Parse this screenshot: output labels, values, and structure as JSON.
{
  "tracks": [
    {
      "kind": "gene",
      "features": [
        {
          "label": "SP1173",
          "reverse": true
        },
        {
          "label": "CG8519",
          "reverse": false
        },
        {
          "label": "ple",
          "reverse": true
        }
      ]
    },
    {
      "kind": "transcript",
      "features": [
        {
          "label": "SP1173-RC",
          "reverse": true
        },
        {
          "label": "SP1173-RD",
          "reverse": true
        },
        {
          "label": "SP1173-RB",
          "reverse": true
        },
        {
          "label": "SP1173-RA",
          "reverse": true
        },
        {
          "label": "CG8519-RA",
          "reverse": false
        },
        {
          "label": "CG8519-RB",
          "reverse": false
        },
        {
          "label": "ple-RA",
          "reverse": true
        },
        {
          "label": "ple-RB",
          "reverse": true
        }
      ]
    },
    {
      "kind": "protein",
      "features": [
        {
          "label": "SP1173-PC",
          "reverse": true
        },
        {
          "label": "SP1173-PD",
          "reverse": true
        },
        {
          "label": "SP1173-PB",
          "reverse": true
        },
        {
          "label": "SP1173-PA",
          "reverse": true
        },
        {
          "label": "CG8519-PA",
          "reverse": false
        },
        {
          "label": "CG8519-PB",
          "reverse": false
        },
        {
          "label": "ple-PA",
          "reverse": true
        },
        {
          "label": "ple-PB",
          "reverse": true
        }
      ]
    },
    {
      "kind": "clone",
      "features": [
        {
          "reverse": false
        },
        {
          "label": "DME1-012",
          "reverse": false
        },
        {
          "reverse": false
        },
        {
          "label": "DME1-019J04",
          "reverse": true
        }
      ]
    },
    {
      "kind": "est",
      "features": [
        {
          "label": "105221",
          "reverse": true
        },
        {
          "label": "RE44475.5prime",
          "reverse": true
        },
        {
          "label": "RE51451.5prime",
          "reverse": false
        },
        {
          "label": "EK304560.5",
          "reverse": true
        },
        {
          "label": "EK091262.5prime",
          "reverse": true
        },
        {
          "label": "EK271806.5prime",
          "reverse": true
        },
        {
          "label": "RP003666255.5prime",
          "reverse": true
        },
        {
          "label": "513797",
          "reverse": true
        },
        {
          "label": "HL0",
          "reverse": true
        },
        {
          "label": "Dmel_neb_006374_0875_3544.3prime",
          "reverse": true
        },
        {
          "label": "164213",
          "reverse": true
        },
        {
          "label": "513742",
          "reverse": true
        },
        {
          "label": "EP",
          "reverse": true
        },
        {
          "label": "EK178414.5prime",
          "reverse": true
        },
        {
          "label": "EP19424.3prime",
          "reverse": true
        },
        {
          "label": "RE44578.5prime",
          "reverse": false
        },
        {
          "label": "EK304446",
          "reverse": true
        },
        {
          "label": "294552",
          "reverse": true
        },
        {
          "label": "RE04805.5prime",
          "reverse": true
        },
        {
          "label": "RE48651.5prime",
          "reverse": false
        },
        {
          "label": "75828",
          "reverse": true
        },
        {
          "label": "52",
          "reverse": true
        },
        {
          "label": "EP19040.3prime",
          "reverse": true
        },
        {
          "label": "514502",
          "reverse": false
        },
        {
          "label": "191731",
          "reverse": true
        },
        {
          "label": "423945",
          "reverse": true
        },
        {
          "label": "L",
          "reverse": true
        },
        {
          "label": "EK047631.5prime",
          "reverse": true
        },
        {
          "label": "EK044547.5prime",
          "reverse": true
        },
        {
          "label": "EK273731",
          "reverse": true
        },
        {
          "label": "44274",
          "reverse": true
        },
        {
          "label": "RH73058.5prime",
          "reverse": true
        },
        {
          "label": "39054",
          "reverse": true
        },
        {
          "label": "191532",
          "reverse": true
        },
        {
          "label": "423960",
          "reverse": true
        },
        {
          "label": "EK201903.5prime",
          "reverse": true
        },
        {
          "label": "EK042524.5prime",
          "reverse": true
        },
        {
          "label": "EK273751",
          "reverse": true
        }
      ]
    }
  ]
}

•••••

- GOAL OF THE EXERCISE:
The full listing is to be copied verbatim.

- EXERCISE ANSWER:
Parse this screenshot: output labels, values, and structure as JSON.
{
  "tracks": [
    {
      "kind": "gene",
      "features": [
        {
          "label": "SP1173",
          "reverse": true
        },
        {
          "label": "CG8519",
          "reverse": false
        },
        {
          "label": "ple",
          "reverse": true
        }
      ]
    },
    {
      "kind": "transcript",
      "features": [
        {
          "label": "SP1173-RC",
          "reverse": true
        },
        {
          "label": "SP1173-RD",
          "reverse": true
        },
        {
          "label": "SP1173-RB",
          "reverse": true
        },
        {
          "label": "SP1173-RA",
          "reverse": true
        },
        {
          "label": "CG8519-RA",
          "reverse": false
        },
        {
          "label": "CG8519-RB",
          "reverse": false
        },
        {
          "label": "ple-RA",
          "reverse": true
        },
        {
          "label": "ple-RB",
          "reverse": true
        }
      ]
    },
    {
      "kind": "protein",
      "features": [
        {
          "label": "SP1173-PC",
          "reverse": true
        },
        {
          "label": "SP1173-PD",
          "reverse": true
        },
        {
          "label": "SP1173-PB",
          "reverse": true
        },
        {
          "label": "SP1173-PA",
          "reverse": true
        },
        {
          "label": "CG8519-PA",
          "reverse": false
        },
        {
          "label": "CG8519-PB",
          "reverse": false
        },
        {
          "label": "ple-PA",
          "reverse": true
        },
        {
          "label": "ple-PB",
          "reverse": true
        }
      ]
    },
    {
      "kind": "clone",
      "features": [
        {
          "reverse": false
        },
        {
          "label": "DME1-012",
          "reverse": false
        },
        {
          "reverse": false
        },
        {
          "label": "DME1-019J04",
          "reverse": true
        }
      ]
    },
    {
      "kind": "est",
      "features": [
        {
          "label": "105221",
          "reverse": true
        },
        {
          "label": "RE44475.5prime",
          "reverse": true
        },
        {
          "label": "RE51451.5prime",
          "reverse": false
        },
        {
          "label": "EK304560.5",
          "reverse": true
        },
        {
          "label": "EK091262.5prime",
          "reverse": true
        },
        {
          "label": "EK271806.5prime",
          "reverse": true
        },
        {
          "label": "RP003666255.5prime",
          "reverse": true
        },
        {
          "label": "513797",
          "reverse": true
        },
        {
          "label": "HL0",
          "reverse": true
        },
        {
          "label": "Dmel_neb_006374_0875_3544.3prime",
          "reverse": true
        },
        {
          "label": "164213",
          "reverse": true
        },
        {
          "label": "513742",
          "reverse": true
        },
        {
          "label": "EP",
          "reverse": true
        },
        {
          "label": "EK178414.5prime",
          "reverse": true
        },
        {
          "label": "EP19424.3prime",
          "reverse": true
        },
        {
          "label": "RE44578.5prime",
          "reverse": false
        },
        {
          "label": "EK304446",
          "reverse": true
        },
        {
          "label": "294552",
          "reverse": true
        },
        {
          "label": "RE04805.5prime",
          "reverse": true
        },
        {
          "label": "RE48651.5prime",
          "reverse": false
        },
        {
          "label": "75828",
          "reverse": true
        },
        {
          "label": "52",
          "reverse": true
        },
        {
          "label": "EP19040.3prime",
          "reverse": true
        },
        {
          "label": "514502",
          "reverse": false
        },
        {
          "label": "191731",
          "reverse": true
        },
        {
          "label": "423945",
          "reverse": true
        },
        {
          "label": "L",
          "reverse": true
        },
        {
          "label": "EK047631.5prime",
          "reverse": true
        },
        {
          "label": "EK044547.5prime",
          "reverse": true
        },
        {
          "label": "EK273731",
          "reverse": true
        },
        {
          "label": "44274",
          "reverse": true
        },
        {
          "label": "RH73058.5prime",
          "reverse": true
        },
        {
          "label": "39054",
          "reverse": true
        },
        {
          "label": "191532",
          "reverse": true
        },
        {
          "label": "423960",
          "reverse": true
        },
        {
          "label": "EK201903.5prime",
          "reverse": true
        },
        {
          "label": "EK042524.5prime",
          "reverse": true
        },
        {
          "label": "EK273751",
          "reverse": true
        }
      ]
    }
  ]
}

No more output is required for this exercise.